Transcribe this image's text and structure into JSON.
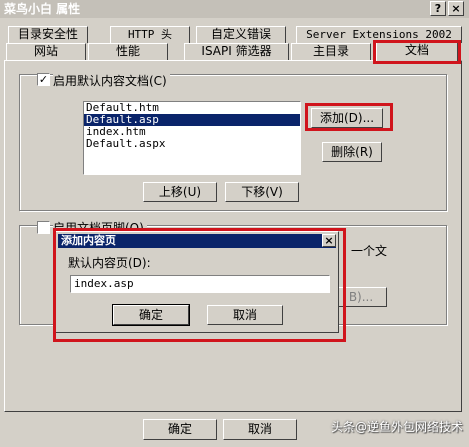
{
  "window": {
    "title": "菜鸟小白 属性",
    "help_btn": "?",
    "close_btn": "×"
  },
  "tabs_row1": [
    {
      "label": "目录安全性"
    },
    {
      "label": "HTTP 头"
    },
    {
      "label": "自定义错误"
    },
    {
      "label": "Server Extensions 2002"
    }
  ],
  "tabs_row2": [
    {
      "label": "网站"
    },
    {
      "label": "性能"
    },
    {
      "label": "ISAPI 筛选器"
    },
    {
      "label": "主目录"
    },
    {
      "label": "文档"
    }
  ],
  "doc_panel": {
    "enable_default_label": "启用默认内容文档(C)",
    "enable_default_checked": "✓",
    "default_docs": [
      "Default.htm",
      "Default.asp",
      "index.htm",
      "Default.aspx"
    ],
    "selected_index": 1,
    "add_button": "添加(D)...",
    "remove_button": "删除(R)",
    "move_up_button": "上移(U)",
    "move_down_button": "下移(V)",
    "enable_footer_label": "启用文档页脚(O)",
    "footer_partial_text": "一个文",
    "browse_partial": "B)..."
  },
  "dialog": {
    "title": "添加内容页",
    "field_label": "默认内容页(D):",
    "field_value": "index.asp",
    "ok_button": "确定",
    "cancel_button": "取消",
    "close_btn": "×"
  },
  "footer_buttons": {
    "ok": "确定",
    "cancel": "取消"
  },
  "watermark": "头条@逆鱼外包网络技术"
}
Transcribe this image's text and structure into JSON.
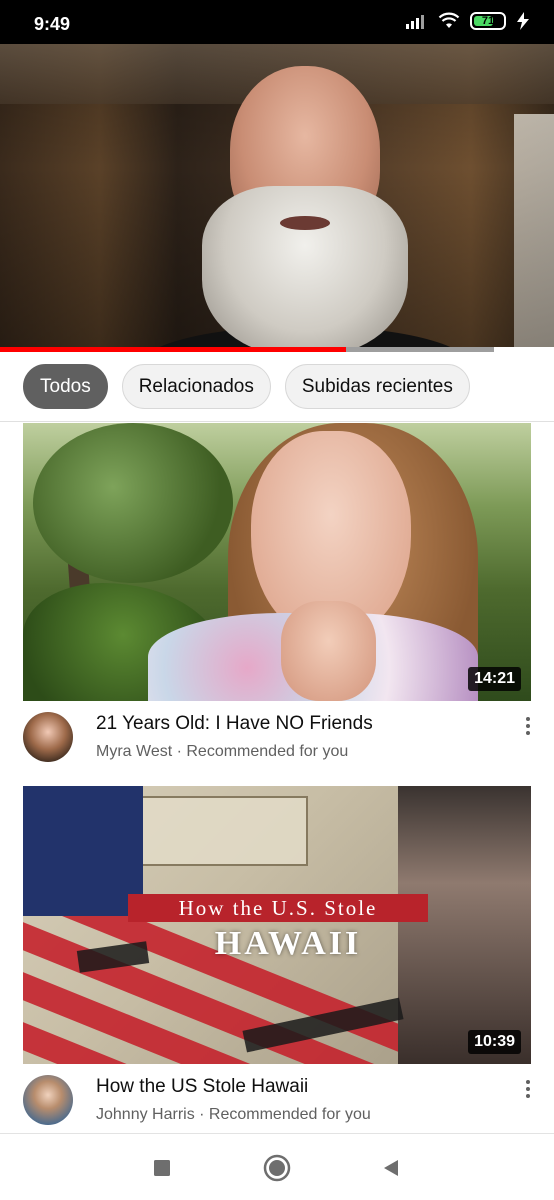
{
  "status_bar": {
    "time": "9:49",
    "battery_percent": 71,
    "battery_label": "71",
    "icons": [
      "signal-icon",
      "wifi-icon",
      "battery-icon",
      "charging-icon"
    ]
  },
  "player": {
    "progress_fraction": 0.7,
    "colors": {
      "played": "#ff0000",
      "buffered": "#9e9e9e"
    }
  },
  "chips": [
    {
      "label": "Todos",
      "selected": true
    },
    {
      "label": "Relacionados",
      "selected": false
    },
    {
      "label": "Subidas recientes",
      "selected": false
    }
  ],
  "videos": [
    {
      "title": "21 Years Old: I Have NO Friends",
      "channel_line": "Myra West · Recommended for you",
      "duration": "14:21"
    },
    {
      "title": "How the US Stole Hawaii",
      "channel_line": "Johnny Harris · Recommended for you",
      "duration": "10:39",
      "thumb_text_line1": "How the U.S. Stole",
      "thumb_text_line2": "HAWAII"
    }
  ],
  "nav_bar": {
    "buttons": [
      "recents-square-icon",
      "home-circle-icon",
      "back-triangle-icon"
    ]
  }
}
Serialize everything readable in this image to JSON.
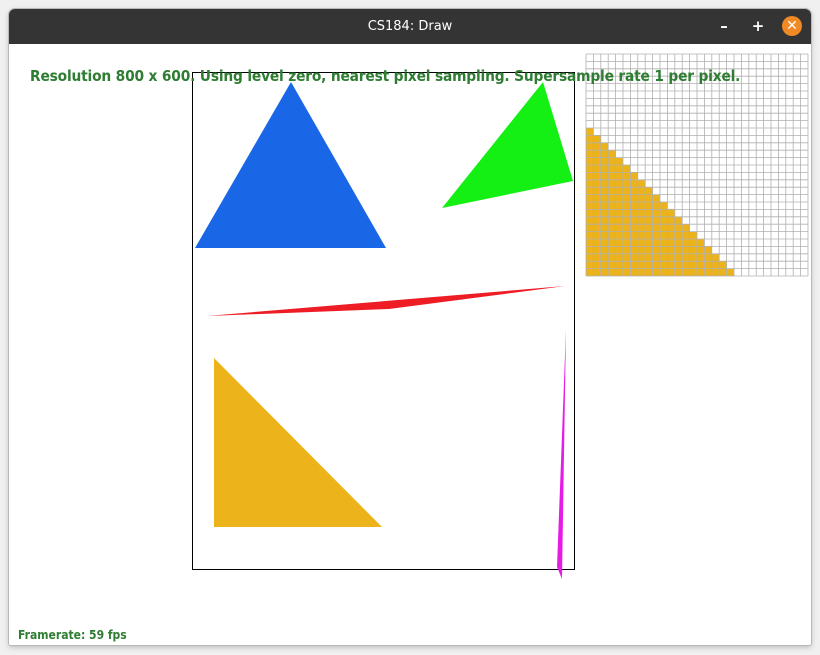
{
  "window": {
    "title": "CS184: Draw",
    "buttons": {
      "minimize": "–",
      "maximize": "+",
      "close": "✕"
    }
  },
  "status_line": "Resolution 800 x 600. Using level zero, nearest pixel sampling. Supersample rate 1 per pixel.",
  "framerate_label": "Framerate: 59 fps",
  "colors": {
    "status_text": "#2e7d32",
    "triangle_blue": "#1967e6",
    "triangle_green": "#14ef14",
    "sliver_red": "#ee1c25",
    "triangle_yellow": "#ecb31a",
    "sliver_magenta": "#e61ce6",
    "grid_line": "#b0b0b0",
    "close_button": "#f08a24"
  },
  "icons": {
    "minimize": "minimize-icon",
    "maximize": "maximize-icon",
    "close": "close-icon"
  }
}
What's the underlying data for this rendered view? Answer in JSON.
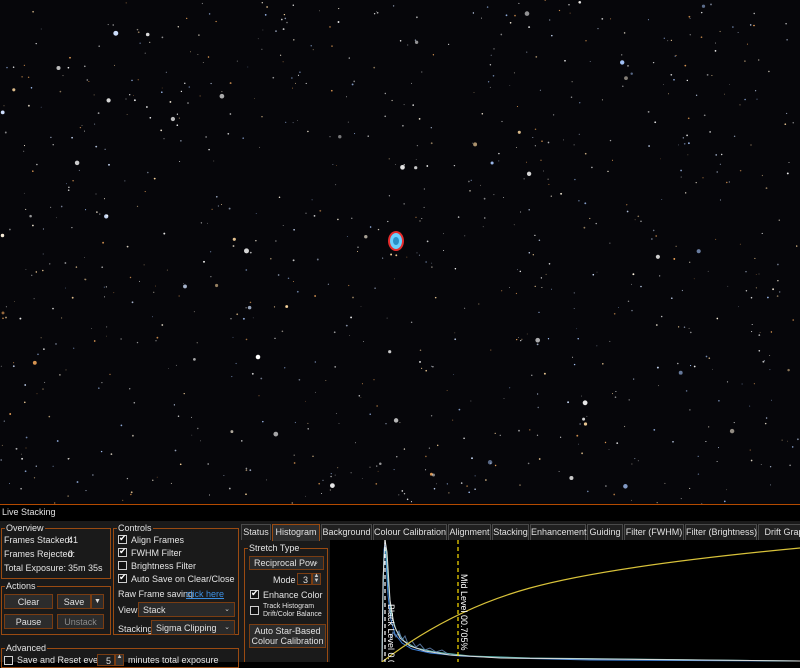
{
  "window": {
    "title": "Live Stacking"
  },
  "overview": {
    "legend": "Overview",
    "frames_stacked_label": "Frames Stacked:",
    "frames_stacked": "41",
    "frames_rejected_label": "Frames Rejected:",
    "frames_rejected": "0",
    "total_exposure_label": "Total Exposure:",
    "total_exposure": "35m 35s"
  },
  "actions": {
    "legend": "Actions",
    "clear": "Clear",
    "save": "Save",
    "pause": "Pause",
    "unstack": "Unstack"
  },
  "advanced": {
    "legend": "Advanced",
    "save_reset_label": "Save and Reset every",
    "minutes_value": "5",
    "minutes_suffix": "minutes total exposure"
  },
  "controls": {
    "legend": "Controls",
    "align_frames": "Align Frames",
    "align_frames_checked": true,
    "fwhm_filter": "FWHM Filter",
    "fwhm_filter_checked": true,
    "brightness_filter": "Brightness Filter",
    "brightness_filter_checked": false,
    "auto_save": "Auto Save on Clear/Close",
    "auto_save_checked": true,
    "raw_frame_label": "Raw Frame saving",
    "raw_frame_link": "click here",
    "view_label": "View",
    "view_value": "Stack",
    "stacking_label": "Stacking",
    "stacking_value": "Sigma Clipping"
  },
  "tabs": [
    "Status",
    "Histogram",
    "Background",
    "Colour Calibration",
    "Alignment",
    "Stacking",
    "Enhancement",
    "Guiding",
    "Filter (FWHM)",
    "Filter (Brightness)",
    "Drift Grap"
  ],
  "active_tab": "Histogram",
  "stretch": {
    "legend": "Stretch Type",
    "type_value": "Reciprocal Pow",
    "mode_label": "Mode",
    "mode_value": "3",
    "enhance_color": "Enhance Color",
    "enhance_color_checked": true,
    "track_histogram": "Track Histogram Drift/Color Balance",
    "track_histogram_checked": false,
    "auto_button": "Auto Star-Based Colour Calibration"
  },
  "histogram": {
    "black_level_label": "Black Level 0.0",
    "mid_level_label": "Mid Level 00.705%"
  },
  "colors": {
    "accent": "#9a4b12",
    "curve": "#d8c23a",
    "link": "#3c8fe0"
  }
}
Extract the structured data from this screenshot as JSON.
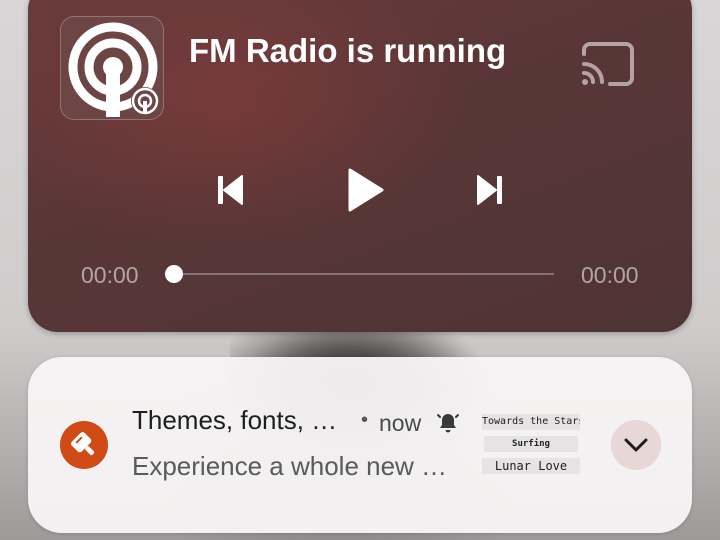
{
  "media": {
    "title": "FM Radio is running",
    "elapsed": "00:00",
    "duration": "00:00",
    "progress": 0,
    "controls": [
      "prev-icon",
      "play-icon",
      "next-icon"
    ],
    "cast_icon": "cast-icon",
    "album_icon": "podcast-icon",
    "colors": {
      "card": "#5a3737",
      "text": "#ffffff"
    }
  },
  "notification": {
    "app_icon": "brush-icon",
    "accent": "#cf4a14",
    "title": "Themes, fonts, …",
    "separator": "•",
    "time": "now",
    "bell_icon": "bell-icon",
    "body": "Experience a whole new …",
    "preview_lines": [
      "Towards the Stars",
      "Surfing",
      "Lunar  Love"
    ],
    "expand_icon": "chevron-down-icon"
  }
}
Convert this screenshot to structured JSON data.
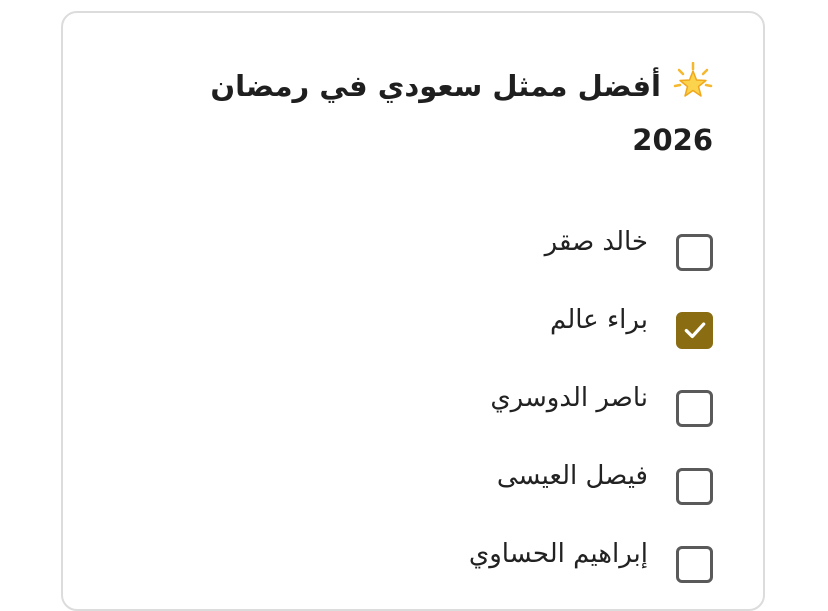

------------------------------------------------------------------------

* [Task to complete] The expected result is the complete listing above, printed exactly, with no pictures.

* [Exercise solution]
Transcribe this image's text and structure into JSON.
{
  "window": {
    "title": "菜鸟小白 属性",
    "help_btn": "?",
    "close_btn": "×"
  },
  "tabs_row1": [
    {
      "label": "目录安全性"
    },
    {
      "label": "HTTP 头"
    },
    {
      "label": "自定义错误"
    },
    {
      "label": "Server Extensions 2002"
    }
  ],
  "tabs_row2": [
    {
      "label": "网站"
    },
    {
      "label": "性能"
    },
    {
      "label": "ISAPI 筛选器"
    },
    {
      "label": "主目录"
    },
    {
      "label": "文档"
    }
  ],
  "doc_panel": {
    "enable_default_label": "启用默认内容文档(C)",
    "enable_default_checked": "✓",
    "default_docs": [
      "Default.htm",
      "Default.asp",
      "index.htm",
      "Default.aspx"
    ],
    "selected_index": 1,
    "add_button": "添加(D)...",
    "remove_button": "删除(R)",
    "move_up_button": "上移(U)",
    "move_down_button": "下移(V)",
    "enable_footer_label": "启用文档页脚(O)",
    "footer_partial_text": "一个文",
    "browse_partial": "B)..."
  },
  "dialog": {
    "title": "添加内容页",
    "field_label": "默认内容页(D):",
    "field_value": "index.asp",
    "ok_button": "确定",
    "cancel_button": "取消",
    "close_btn": "×"
  },
  "footer_buttons": {
    "ok": "确定",
    "cancel": "取消"
  },
  "watermark": "头条@逆鱼外包网络技术"
}
Transcribe this image's text and structure into JSON.
{
  "status_bar": {
    "time": "9:49",
    "battery_percent": 71,
    "battery_label": "71",
    "icons": [
      "signal-icon",
      "wifi-icon",
      "battery-icon",
      "charging-icon"
    ]
  },
  "player": {
    "progress_fraction": 0.7,
    "colors": {
      "played": "#ff0000",
      "buffered": "#9e9e9e"
    }
  },
  "chips": [
    {
      "label": "Todos",
      "selected": true
    },
    {
      "label": "Relacionados",
      "selected": false
    },
    {
      "label": "Subidas recientes",
      "selected": false
    }
  ],
  "videos": [
    {
      "title": "21 Years Old: I Have NO Friends",
      "channel_line": "Myra West · Recommended for you",
      "duration": "14:21"
    },
    {
      "title": "How the US Stole Hawaii",
      "channel_line": "Johnny Harris · Recommended for you",
      "duration": "10:39",
      "thumb_text_line1": "How the U.S. Stole",
      "thumb_text_line2": "HAWAII"
    }
  ],
  "nav_bar": {
    "buttons": [
      "recents-square-icon",
      "home-circle-icon",
      "back-triangle-icon"
    ]
  }
}
Serialize everything readable in this image to JSON.
{
  "window": {
    "title": "CS184: Draw",
    "buttons": {
      "minimize": "–",
      "maximize": "+",
      "close": "✕"
    }
  },
  "status_line": "Resolution 800 x 600. Using level zero, nearest pixel sampling. Supersample rate 1 per pixel.",
  "framerate_label": "Framerate: 59 fps",
  "colors": {
    "status_text": "#2e7d32",
    "triangle_blue": "#1967e6",
    "triangle_green": "#14ef14",
    "sliver_red": "#ee1c25",
    "triangle_yellow": "#ecb31a",
    "sliver_magenta": "#e61ce6",
    "grid_line": "#b0b0b0",
    "close_button": "#f08a24"
  },
  "icons": {
    "minimize": "minimize-icon",
    "maximize": "maximize-icon",
    "close": "close-icon"
  }
}
What's the underlying data for this rendered view? Answer in JSON.
{
  "window": {
    "title": "Live Stacking"
  },
  "overview": {
    "legend": "Overview",
    "frames_stacked_label": "Frames Stacked:",
    "frames_stacked": "41",
    "frames_rejected_label": "Frames Rejected:",
    "frames_rejected": "0",
    "total_exposure_label": "Total Exposure:",
    "total_exposure": "35m 35s"
  },
  "actions": {
    "legend": "Actions",
    "clear": "Clear",
    "save": "Save",
    "pause": "Pause",
    "unstack": "Unstack"
  },
  "advanced": {
    "legend": "Advanced",
    "save_reset_label": "Save and Reset every",
    "minutes_value": "5",
    "minutes_suffix": "minutes total exposure"
  },
  "controls": {
    "legend": "Controls",
    "align_frames": "Align Frames",
    "align_frames_checked": true,
    "fwhm_filter": "FWHM Filter",
    "fwhm_filter_checked": true,
    "brightness_filter": "Brightness Filter",
    "brightness_filter_checked": false,
    "auto_save": "Auto Save on Clear/Close",
    "auto_save_checked": true,
    "raw_frame_label": "Raw Frame saving",
    "raw_frame_link": "click here",
    "view_label": "View",
    "view_value": "Stack",
    "stacking_label": "Stacking",
    "stacking_value": "Sigma Clipping"
  },
  "tabs": [
    "Status",
    "Histogram",
    "Background",
    "Colour Calibration",
    "Alignment",
    "Stacking",
    "Enhancement",
    "Guiding",
    "Filter (FWHM)",
    "Filter (Brightness)",
    "Drift Grap"
  ],
  "active_tab": "Histogram",
  "stretch": {
    "legend": "Stretch Type",
    "type_value": "Reciprocal Pow",
    "mode_label": "Mode",
    "mode_value": "3",
    "enhance_color": "Enhance Color",
    "enhance_color_checked": true,
    "track_histogram": "Track Histogram Drift/Color Balance",
    "track_histogram_checked": false,
    "auto_button": "Auto Star-Based Colour Calibration"
  },
  "histogram": {
    "black_level_label": "Black Level 0.0",
    "mid_level_label": "Mid Level 00.705%"
  },
  "colors": {
    "accent": "#9a4b12",
    "curve": "#d8c23a",
    "link": "#3c8fe0"
  }
}
Extract the structured data from this screenshot as JSON.
{
  "media": {
    "title": "FM Radio is running",
    "elapsed": "00:00",
    "duration": "00:00",
    "progress": 0,
    "controls": [
      "prev-icon",
      "play-icon",
      "next-icon"
    ],
    "cast_icon": "cast-icon",
    "album_icon": "podcast-icon",
    "colors": {
      "card": "#5a3737",
      "text": "#ffffff"
    }
  },
  "notification": {
    "app_icon": "brush-icon",
    "accent": "#cf4a14",
    "title": "Themes, fonts, …",
    "separator": "•",
    "time": "now",
    "bell_icon": "bell-icon",
    "body": "Experience a whole new …",
    "preview_lines": [
      "Towards the Stars",
      "Surfing",
      "Lunar  Love"
    ],
    "expand_icon": "chevron-down-icon"
  }
}
Convert this screenshot to structured JSON data.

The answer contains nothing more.